The suspected arsonist, wearing a backpack, black pants and a black hoodie, climbs the scaffolding of an apartment complex under construction near Oakland.
Later, the surveillance video shows, the person walks away around the time the building goes up in flames.
The five-alarm fire on May 13 marked the second time in a year that Rick Holliday's construction site in Emeryville, where he's building a 105-unit apartment complex, was set ablaze. Last October, another arson fire gutted another massive residential project just months from opening in Oakland.
So when the developer heard that another Oakland construction site of a mixed-use building was torched on Friday, his gut feeling was that they were all connected — and politically motivated.
"If you look at the photo of the person, they're dressed like much like people involved in these political rallies that are very, very angry about stuff," Holliday said. "The military fatigues, boots — if you look at a lot of the political riots that have occurred in Oakland, there are people that look very, very much like that."
The fire has gotten much attention in the Bay Area, where gentrification and new development are divisive political topics. Holliday noted that the investigation is still in its early stages but said the circumstance seem suspicious.
The Bureau of Alcohol, Tobacco, Firearms and Explosives said it's too early to tell whether Friday's four-alarm fire was arson or whether the other three are related to each other. On Monday, 22 members of its National Response Team arrived at the scene to help investigate.
"Our focus is to provide our expertise on fire scene analysis to the Oakland Fire Department for their investigation," the team said in a statement. "ATF approaches these scenes without any preconceptions about what may have happened, and we allow the evidence to guide us to a conclusion."

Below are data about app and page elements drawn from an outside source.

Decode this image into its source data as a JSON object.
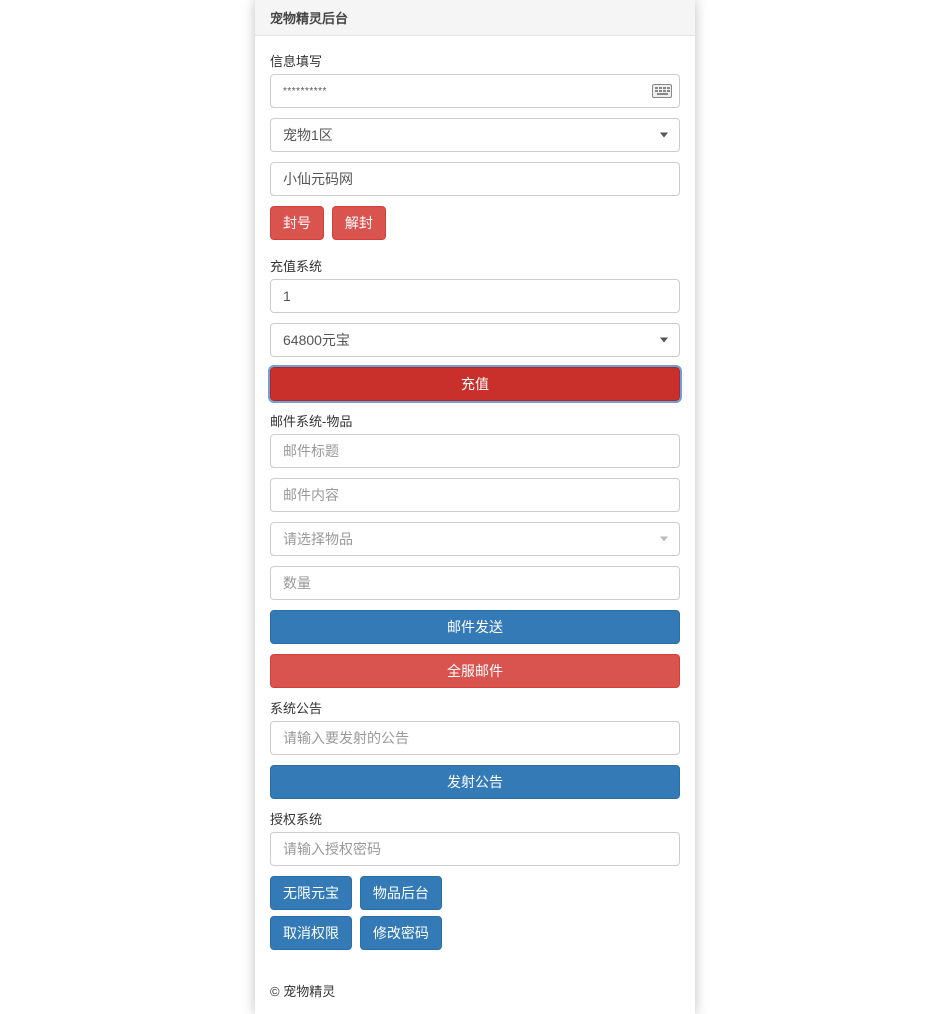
{
  "header": {
    "title": "宠物精灵后台"
  },
  "info": {
    "label": "信息填写",
    "password_value": "**********",
    "zone_selected": "宠物1区",
    "name_value": "小仙元码网",
    "ban_label": "封号",
    "unban_label": "解封"
  },
  "recharge": {
    "label": "充值系统",
    "amount_value": "1",
    "package_selected": "64800元宝",
    "submit_label": "充值"
  },
  "mail": {
    "label": "邮件系统-物品",
    "title_placeholder": "邮件标题",
    "content_placeholder": "邮件内容",
    "item_placeholder": "请选择物品",
    "qty_placeholder": "数量",
    "send_label": "邮件发送",
    "broadcast_label": "全服邮件"
  },
  "announce": {
    "label": "系统公告",
    "placeholder": "请输入要发射的公告",
    "submit_label": "发射公告"
  },
  "auth": {
    "label": "授权系统",
    "placeholder": "请输入授权密码",
    "btn_unlimited": "无限元宝",
    "btn_items": "物品后台",
    "btn_revoke": "取消权限",
    "btn_changepw": "修改密码"
  },
  "footer": {
    "text": "© 宠物精灵"
  }
}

The fast-moving fire on Friday tore through the seven-story building — which was set to include 196 apartments and 31,500 square feet of retail space — and seared neighboring structures, prompting evacuations of neighboring homes.
Friday's blaze started near the center of the building, as did one of the Emeryville fires. Last week's fire started about 4:30 a.m., the October fire about 5 a.m.
"I think it's arson," Holliday said Monday. "In my opinion, the means and method that were used on my fires seem identical to this fire. It seems to me that it's the same people."
The ATF is offering up to $110,000 for information leading to the arrest and conviction of the person or people responsible for the three earlier arsons.
At the time of both Emeryville fires, Holliday said his development was two thirds of the way complete. Now, after pouring $50 million into the project, he's left to rebuild for a third time.
"It doesn't do anything for a housing problem to burn housing down...There's not a lot of rationality to some of the behavior I see out there," he said. "Millions and millions of dollars in damage has been done...It's really destructive."
On Friday, Oakland Mayor Libby Schaaf said at a news conference that she was concerned about the fires.
"Oakland is in the middle of a housing crisis, and the loss of these valuable units only exacerbates it," she said.
8 p.m.: This article was updated to include an interview with a developer.